Press Release: ClimateCare ranks number one for health impact projects

Climate and sustainable development expert ClimateCare has once again been awarded the title Environmental Finance Best Project Developer – Public Health. The award was created four years ago to acknowledge the growing movement towards integrated climate and sustainable development projects, and has been won every year by ClimateCare since that time.

“As a project developer specialising in programmes that deliver both Development and Climate outcomes, we are delighted that our ability to create positive health outcomes has once again been recognised by our clients, peers and competitors in the market” says ClimateCare’s CEO Edward Hanrahan

Over the last year ClimateCare has seen growing interest from government and businesses wanting to deliver measurable health and wider social impacts through its multiple impact projects and has recently launched a number of new clean cooking, safe water and solar energy projects with partners from DFID to Jaguar Land Rover. It has also opened a new office in India to respond to demand for projects there.

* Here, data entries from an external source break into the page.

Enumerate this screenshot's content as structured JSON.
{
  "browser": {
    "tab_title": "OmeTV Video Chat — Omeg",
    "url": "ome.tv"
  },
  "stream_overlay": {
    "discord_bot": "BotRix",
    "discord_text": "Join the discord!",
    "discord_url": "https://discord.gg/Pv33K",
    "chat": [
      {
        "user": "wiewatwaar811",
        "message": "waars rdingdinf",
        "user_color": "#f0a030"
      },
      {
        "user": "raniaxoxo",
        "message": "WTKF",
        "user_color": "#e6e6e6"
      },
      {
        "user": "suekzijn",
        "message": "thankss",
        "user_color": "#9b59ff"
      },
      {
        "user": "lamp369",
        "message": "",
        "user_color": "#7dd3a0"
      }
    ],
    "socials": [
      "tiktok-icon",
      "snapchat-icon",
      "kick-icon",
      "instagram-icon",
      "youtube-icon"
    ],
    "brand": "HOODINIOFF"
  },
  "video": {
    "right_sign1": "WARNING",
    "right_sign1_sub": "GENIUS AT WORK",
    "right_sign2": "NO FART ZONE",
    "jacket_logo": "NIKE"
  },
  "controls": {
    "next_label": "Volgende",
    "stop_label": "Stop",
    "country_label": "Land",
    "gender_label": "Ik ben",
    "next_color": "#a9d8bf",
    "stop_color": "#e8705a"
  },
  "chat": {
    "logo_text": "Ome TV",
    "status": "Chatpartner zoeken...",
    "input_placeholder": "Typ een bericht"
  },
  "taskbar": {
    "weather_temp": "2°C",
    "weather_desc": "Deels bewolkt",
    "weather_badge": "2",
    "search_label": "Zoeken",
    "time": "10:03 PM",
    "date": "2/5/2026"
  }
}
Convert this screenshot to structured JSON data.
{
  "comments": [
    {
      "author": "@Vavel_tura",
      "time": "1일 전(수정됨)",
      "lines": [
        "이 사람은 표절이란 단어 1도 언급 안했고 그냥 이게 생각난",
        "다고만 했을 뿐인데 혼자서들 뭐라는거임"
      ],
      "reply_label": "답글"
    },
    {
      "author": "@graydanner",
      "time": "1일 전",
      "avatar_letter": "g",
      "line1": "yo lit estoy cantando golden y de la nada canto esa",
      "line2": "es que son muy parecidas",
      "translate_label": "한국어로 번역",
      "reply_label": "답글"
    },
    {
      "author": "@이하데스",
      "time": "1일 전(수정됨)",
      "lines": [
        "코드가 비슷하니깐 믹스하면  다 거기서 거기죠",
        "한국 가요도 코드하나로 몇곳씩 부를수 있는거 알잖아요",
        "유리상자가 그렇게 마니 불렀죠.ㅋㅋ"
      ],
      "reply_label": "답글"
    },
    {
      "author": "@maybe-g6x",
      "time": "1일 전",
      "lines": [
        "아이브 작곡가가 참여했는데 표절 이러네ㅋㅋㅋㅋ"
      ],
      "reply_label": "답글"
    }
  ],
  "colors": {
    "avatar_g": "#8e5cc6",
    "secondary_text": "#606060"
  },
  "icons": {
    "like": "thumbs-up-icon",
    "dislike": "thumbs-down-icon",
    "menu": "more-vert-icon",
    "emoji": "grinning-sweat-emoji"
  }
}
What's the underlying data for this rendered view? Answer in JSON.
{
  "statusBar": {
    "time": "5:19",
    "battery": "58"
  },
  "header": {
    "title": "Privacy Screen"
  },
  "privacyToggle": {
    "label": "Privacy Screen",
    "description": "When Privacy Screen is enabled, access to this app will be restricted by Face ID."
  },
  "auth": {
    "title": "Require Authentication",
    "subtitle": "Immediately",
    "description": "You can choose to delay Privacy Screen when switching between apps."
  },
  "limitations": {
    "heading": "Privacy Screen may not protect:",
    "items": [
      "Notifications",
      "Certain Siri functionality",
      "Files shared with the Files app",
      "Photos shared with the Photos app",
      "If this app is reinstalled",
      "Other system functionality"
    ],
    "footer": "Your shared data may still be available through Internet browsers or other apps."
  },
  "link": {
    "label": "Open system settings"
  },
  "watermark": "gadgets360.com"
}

“To date ClimateCare has worked with partners to improve 16.5 million lives, but that’s only part of the story – the real impacts are the individual people and families whose lives have been transformed through our work” says Hanrahan.

Tyson Simiya with safe water purifier

Tyson Simiya now has safe water to drink at school thanks to a project funded by Jaguar Land Rover that will provide safe water to 300,000 school children in the Bungoma region of Kenya, helping improve pupil’s health, education and employment prospects.

Why does this approach work?

“Simple household interventions can have a dramatic impact on health” explains ClimateCare’s Project Director Tom Morton.

Just last month, research by the Kenya National Bureau of Statistics showed that pneumonia has killed more Kenyans that malaria in the past year, and that people who use kerosene, animal waste, charcoal and wood fuel for lighting and cooking – especially in rural Kenya – are more likely to die from pneumonia [1].

Working with ClimateCare, organisations can fund programmes to quickly and cost effectively cut indoor air pollution by making solar power, efficient stoves and gravity fed water filters affordable for families – reducing the risk of pneumonia, diarrhoea and other diseases.

ClimateCare’s award winning funding models and market based approach bring the best of business thinking to sustainable development, meaning its clients see their money creating impact at scale and leaving a lasting legacy.

ClimateCare’s project pipeline includes immediate opportunities for corporates and governments to work together, delivering positive health, economic and environmental impacts:

  • Reduce the risk of waterborne disease by providing safe water to homes, schools and health centres across key areas of sub-Saharan Africa, India and South East Asia
  • Cut indoor air pollution by making clean cooking solutions and solar energy affordable to base of pyramid households.

Find out what you could achieve by requesting a project proposal:

 

 

 

[1] Daily nation, May 20, 2016 Survey: Pneumonia a top killer